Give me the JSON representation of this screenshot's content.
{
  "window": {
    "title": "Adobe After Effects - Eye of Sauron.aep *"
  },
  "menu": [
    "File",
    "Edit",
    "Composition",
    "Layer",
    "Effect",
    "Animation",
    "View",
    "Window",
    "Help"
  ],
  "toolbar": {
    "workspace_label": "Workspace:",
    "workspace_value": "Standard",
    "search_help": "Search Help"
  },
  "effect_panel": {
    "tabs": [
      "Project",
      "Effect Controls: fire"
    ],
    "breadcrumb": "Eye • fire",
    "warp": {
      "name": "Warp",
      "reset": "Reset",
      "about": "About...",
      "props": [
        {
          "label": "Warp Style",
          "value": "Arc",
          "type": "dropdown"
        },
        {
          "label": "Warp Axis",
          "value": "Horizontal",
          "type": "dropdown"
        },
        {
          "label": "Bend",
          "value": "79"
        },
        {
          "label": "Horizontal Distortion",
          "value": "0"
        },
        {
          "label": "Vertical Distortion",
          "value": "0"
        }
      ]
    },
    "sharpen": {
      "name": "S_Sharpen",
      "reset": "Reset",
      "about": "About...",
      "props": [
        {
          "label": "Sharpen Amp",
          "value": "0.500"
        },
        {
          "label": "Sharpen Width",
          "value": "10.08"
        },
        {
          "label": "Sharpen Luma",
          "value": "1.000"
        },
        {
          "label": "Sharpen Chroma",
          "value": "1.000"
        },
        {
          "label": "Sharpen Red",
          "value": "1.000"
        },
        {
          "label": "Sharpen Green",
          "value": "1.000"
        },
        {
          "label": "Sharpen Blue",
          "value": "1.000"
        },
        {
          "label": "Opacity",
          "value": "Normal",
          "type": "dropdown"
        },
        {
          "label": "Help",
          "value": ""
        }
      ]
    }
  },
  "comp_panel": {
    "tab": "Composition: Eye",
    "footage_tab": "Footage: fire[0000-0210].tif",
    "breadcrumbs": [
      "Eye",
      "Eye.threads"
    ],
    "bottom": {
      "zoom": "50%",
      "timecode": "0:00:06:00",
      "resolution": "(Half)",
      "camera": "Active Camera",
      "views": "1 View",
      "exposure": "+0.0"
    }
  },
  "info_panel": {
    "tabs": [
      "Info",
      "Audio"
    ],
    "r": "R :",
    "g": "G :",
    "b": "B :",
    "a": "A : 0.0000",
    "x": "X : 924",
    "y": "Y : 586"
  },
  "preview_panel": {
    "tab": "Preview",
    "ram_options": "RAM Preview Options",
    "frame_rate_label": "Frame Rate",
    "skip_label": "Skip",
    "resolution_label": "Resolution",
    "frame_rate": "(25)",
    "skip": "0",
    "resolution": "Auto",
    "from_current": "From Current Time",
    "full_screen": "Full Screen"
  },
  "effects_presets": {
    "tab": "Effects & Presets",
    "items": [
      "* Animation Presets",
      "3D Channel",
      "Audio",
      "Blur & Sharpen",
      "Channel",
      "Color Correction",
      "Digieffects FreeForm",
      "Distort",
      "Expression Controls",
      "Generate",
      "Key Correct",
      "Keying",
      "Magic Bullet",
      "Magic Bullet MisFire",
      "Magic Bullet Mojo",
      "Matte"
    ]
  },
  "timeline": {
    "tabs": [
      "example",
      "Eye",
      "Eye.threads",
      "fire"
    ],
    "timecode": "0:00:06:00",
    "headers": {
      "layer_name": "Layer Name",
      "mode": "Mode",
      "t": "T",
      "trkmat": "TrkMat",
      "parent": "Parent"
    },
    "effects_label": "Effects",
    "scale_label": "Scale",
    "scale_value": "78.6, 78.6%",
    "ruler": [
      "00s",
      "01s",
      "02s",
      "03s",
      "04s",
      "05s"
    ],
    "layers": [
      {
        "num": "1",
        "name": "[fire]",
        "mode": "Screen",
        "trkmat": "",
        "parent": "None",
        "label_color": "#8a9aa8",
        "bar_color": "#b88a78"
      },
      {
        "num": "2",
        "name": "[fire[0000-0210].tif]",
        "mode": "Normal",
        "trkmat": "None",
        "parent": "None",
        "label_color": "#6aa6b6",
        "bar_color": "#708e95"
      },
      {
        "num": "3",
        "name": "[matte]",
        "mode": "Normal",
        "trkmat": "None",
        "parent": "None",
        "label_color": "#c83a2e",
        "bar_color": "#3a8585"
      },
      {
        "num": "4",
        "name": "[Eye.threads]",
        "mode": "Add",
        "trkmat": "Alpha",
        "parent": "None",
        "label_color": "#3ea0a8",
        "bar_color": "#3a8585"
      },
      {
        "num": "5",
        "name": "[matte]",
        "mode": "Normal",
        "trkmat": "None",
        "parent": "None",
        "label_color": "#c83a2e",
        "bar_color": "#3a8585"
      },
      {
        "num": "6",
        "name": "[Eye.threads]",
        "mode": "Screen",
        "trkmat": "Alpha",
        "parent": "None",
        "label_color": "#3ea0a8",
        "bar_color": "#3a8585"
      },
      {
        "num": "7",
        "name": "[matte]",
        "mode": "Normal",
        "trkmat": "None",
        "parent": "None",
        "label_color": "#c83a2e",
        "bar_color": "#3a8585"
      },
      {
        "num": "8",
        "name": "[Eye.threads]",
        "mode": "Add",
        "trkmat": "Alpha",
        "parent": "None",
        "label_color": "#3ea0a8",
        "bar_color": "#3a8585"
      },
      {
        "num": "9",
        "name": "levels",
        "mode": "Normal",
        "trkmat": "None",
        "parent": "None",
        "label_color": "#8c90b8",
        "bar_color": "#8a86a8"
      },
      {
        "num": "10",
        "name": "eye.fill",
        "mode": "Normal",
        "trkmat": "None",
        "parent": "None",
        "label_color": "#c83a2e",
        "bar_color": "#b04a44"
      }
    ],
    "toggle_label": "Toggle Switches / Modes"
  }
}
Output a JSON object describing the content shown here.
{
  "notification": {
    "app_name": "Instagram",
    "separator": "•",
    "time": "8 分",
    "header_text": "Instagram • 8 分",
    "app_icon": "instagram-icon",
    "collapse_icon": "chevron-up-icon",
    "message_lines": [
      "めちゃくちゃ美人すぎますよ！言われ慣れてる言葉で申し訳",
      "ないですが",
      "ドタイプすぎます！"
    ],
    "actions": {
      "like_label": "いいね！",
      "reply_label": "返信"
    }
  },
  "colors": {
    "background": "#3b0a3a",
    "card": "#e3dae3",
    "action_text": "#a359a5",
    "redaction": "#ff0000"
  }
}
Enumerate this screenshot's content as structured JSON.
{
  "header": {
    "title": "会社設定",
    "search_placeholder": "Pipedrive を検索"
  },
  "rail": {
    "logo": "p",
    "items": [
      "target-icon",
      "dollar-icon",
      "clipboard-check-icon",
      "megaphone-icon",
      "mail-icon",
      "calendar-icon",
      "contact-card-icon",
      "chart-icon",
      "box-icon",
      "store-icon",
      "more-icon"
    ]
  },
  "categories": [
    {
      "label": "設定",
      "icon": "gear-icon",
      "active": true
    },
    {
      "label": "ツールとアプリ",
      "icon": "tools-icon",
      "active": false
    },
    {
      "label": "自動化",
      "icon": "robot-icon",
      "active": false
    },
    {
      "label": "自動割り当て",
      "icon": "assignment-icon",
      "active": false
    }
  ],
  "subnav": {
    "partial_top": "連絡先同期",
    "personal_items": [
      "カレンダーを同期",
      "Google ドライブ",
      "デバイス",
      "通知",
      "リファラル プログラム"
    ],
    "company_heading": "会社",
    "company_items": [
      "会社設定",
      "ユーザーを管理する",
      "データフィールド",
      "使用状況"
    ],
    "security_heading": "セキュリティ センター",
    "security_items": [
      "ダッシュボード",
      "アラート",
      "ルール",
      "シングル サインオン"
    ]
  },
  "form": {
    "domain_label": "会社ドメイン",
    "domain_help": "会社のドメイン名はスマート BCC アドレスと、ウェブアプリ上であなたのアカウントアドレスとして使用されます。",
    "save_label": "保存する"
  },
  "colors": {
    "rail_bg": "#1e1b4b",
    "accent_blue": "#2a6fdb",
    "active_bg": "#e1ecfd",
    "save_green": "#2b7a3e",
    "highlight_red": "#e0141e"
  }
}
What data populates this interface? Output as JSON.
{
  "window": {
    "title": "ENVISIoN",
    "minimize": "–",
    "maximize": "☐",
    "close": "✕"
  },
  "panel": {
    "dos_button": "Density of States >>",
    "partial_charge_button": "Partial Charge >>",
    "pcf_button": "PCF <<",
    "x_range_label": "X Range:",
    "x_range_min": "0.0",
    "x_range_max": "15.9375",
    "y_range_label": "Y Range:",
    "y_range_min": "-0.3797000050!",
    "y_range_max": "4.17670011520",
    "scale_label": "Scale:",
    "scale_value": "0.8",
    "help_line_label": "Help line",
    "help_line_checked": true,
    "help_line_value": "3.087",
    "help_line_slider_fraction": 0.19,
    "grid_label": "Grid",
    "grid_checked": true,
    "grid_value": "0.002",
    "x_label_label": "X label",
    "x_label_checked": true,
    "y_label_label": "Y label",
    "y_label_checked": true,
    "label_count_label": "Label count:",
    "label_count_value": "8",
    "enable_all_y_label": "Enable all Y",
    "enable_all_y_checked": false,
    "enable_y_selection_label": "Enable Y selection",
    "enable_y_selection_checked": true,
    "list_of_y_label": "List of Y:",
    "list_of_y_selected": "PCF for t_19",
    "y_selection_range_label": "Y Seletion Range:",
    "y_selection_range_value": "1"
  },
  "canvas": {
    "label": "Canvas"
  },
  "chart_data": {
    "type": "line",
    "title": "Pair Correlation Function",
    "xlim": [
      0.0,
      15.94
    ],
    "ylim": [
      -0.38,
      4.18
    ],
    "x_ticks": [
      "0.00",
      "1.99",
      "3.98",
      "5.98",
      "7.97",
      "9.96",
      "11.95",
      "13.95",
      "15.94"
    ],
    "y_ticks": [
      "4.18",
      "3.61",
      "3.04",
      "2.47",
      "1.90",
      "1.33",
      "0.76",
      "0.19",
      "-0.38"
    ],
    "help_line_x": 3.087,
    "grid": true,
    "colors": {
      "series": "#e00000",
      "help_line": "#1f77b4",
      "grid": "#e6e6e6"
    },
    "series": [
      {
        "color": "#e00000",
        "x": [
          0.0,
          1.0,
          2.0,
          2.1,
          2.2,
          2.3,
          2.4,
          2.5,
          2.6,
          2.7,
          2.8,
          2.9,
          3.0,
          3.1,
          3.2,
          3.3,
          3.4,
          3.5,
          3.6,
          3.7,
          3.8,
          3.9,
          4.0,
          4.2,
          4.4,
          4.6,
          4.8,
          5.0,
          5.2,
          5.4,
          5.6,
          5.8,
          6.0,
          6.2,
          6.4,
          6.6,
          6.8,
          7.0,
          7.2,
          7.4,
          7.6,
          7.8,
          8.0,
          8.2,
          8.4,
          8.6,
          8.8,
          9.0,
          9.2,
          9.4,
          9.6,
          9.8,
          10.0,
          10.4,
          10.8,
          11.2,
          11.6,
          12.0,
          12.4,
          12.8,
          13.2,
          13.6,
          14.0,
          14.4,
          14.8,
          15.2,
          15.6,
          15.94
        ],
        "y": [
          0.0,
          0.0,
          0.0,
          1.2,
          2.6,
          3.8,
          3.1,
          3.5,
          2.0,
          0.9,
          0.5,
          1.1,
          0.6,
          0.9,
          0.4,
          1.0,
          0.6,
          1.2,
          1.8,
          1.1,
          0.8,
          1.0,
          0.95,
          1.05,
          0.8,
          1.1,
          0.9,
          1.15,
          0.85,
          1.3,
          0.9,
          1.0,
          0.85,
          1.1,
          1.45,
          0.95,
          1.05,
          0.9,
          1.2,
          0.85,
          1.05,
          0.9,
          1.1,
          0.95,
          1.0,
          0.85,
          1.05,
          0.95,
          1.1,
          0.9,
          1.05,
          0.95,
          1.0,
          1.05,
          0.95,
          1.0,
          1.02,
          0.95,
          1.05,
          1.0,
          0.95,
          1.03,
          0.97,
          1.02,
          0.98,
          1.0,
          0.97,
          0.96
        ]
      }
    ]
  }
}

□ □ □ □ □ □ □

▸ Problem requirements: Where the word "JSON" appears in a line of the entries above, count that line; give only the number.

▸ Task output: 4